New York City will add a slate of bilingual programs, officials announced Tuesday, in an effort to support English learners and nurture immigrant families in the city's public schools. The new programs are a combination of 39 dual-language programs, which provide classroom instruction in both English and another language, and 29 transitional bilingual education programs, which gradually switch instruction from a student’s native language to English.

For Arizona ELL Teachers, Lessons Extend Beyond Language Skills

The nine o'clock hour in Samantha Poe’s classroom means one thing to her students. It’s time to write. "Let's find our spots!" she said energetically to her class as they filed into her room. "Can we start writing our letters, please?" Poe teaches English language learners, or ELL students, at Montebello Elementary in west Phoenix and her class is pretty diverse, with kids from nine different language backgrounds.

This New Mexico School Welcomes Families Who Live Across the Border

As anxiety increases within the immigrant community over stepped-up enforcement along the U.S.-Mexican border, one small bi-national community in New Mexico is working hard to keep families connected through education and schooling. Special correspondent Simon Thompson reports from public media's Fronteras Desk and PBS station KRWG.

Boston Public Schools Launches Website to Provide Aid to Immigrants

Boston Public Schools has launched a website to inform its immigrant students and their families of their rights in an "effort to reaffirm support for immigrants and embrace students of all cultural backgrounds." The website offers information in 15 languages on a range of immigration issues. Students and families can learn of their rights and find scholarship information for unauthorized immigrant students, a hate-crime hot line, support for Muslim families, and educational tools for teachers on how to engage in civics conversations in the classroom.

Casting a Wider Net for Giftedness

When Walt Griffin took the helm as superintendent of Seminole County schools in Florida, he took a close look at the data. While the school system’s more affluent elementary schools could boast of dozens of students who were identified as gifted, the gifted enrollment at some of Seminole's poorer schools could be counted on one hand, with fingers left over.  Less than a year later, the school system launched an initiative to scout more broadly and bring more diversity to its gifted student population. To lead the effort, he tapped Jeanette Lukens, a district school psychologist with her own passion for identifying talent in underserved populations.
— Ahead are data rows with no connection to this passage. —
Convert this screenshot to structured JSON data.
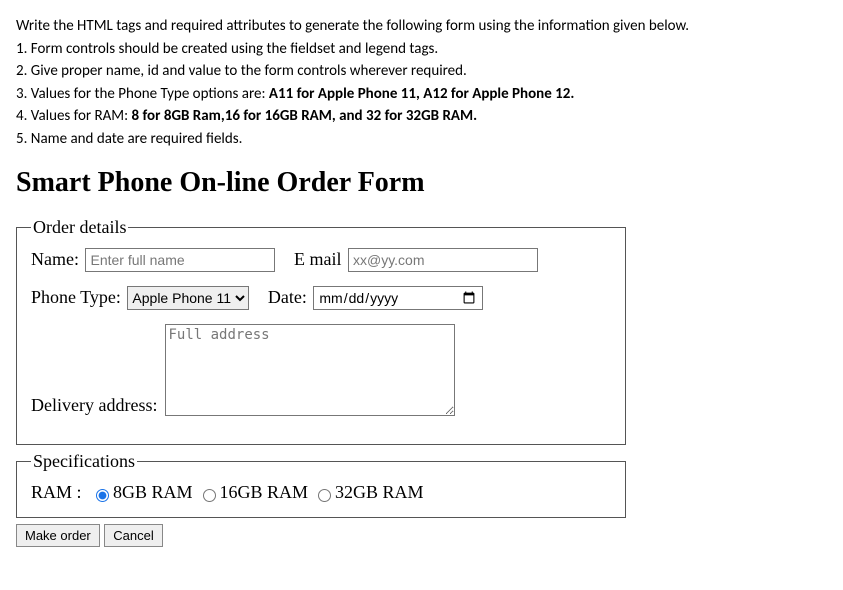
{
  "intro": {
    "line1": "Write the HTML tags and required attributes to generate the following form using the information given below.",
    "line2": "1. Form controls should be created using the fieldset and legend tags.",
    "line3": "2. Give proper name, id and value to the form controls wherever required.",
    "line4_prefix": "3. Values for the Phone Type options are: ",
    "line4_bold": "A11 for Apple Phone 11, A12 for Apple Phone 12.",
    "line5_prefix": "4. Values for RAM: ",
    "line5_bold": "8 for 8GB Ram,16 for 16GB RAM, and 32 for 32GB RAM.",
    "line6": "5.  Name and date are required fields."
  },
  "form": {
    "title": "Smart Phone On-line Order Form",
    "fieldset1": {
      "legend": "Order details",
      "name_label": "Name:",
      "name_placeholder": "Enter full name",
      "email_label": "E mail",
      "email_placeholder": "xx@yy.com",
      "phone_type_label": "Phone Type:",
      "phone_type_options": [
        {
          "value": "A11",
          "text": "Apple Phone 11"
        },
        {
          "value": "A12",
          "text": "Apple Phone 12"
        }
      ],
      "phone_type_selected": "Apple Phone 11",
      "date_label": "Date:",
      "date_placeholder": "mm/dd/yyyy",
      "delivery_label": "Delivery address:",
      "delivery_placeholder": "Full address"
    },
    "fieldset2": {
      "legend": "Specifications",
      "ram_label": "RAM :",
      "ram_options": [
        {
          "value": "8",
          "text": "8GB RAM",
          "checked": true
        },
        {
          "value": "16",
          "text": "16GB RAM",
          "checked": false
        },
        {
          "value": "32",
          "text": "32GB RAM",
          "checked": false
        }
      ]
    },
    "buttons": {
      "submit": "Make order",
      "reset": "Cancel"
    }
  }
}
From Refugees to Voting Rights, Books for Kids to Inspire an Inclusive Society

Bank Street College of Education writes, "At Bank Street, we see in education the opportunity to make great strides in this effort. Learning about identity—including race, religion, sexual orientation, gender identity, and more—is key to our curricula. We strongly believe that educators and librarians have a heightened responsibility to create safe and meaningful learning environments that nurture thoughtful, empathetic, and productive citizens of tomorrow.  The following booklists—which include contributions from the Bank Street Children’s Book Committee, the Bank Street College Library, and School Library Journal—are intended to be a starting place (not a comprehensive list) to help educators and librarians create a supportive space to explore these issues and help promote an inclusive, democratic, and just society."

Latino Protests Prompt Chicago to Restore Funding for High-Poverty Schools

Nearly all of the Chicago school district's Latino Advisory Committee quit on Wednesday to protest budget cuts they said fall disproportionately on schools with predominantly Latino students, according to media reports. On Friday, the school district announced that in response to concerns from the Latino and African American communities it was returning $15 million in previously frozen discretionary funds to go to high-poverty schools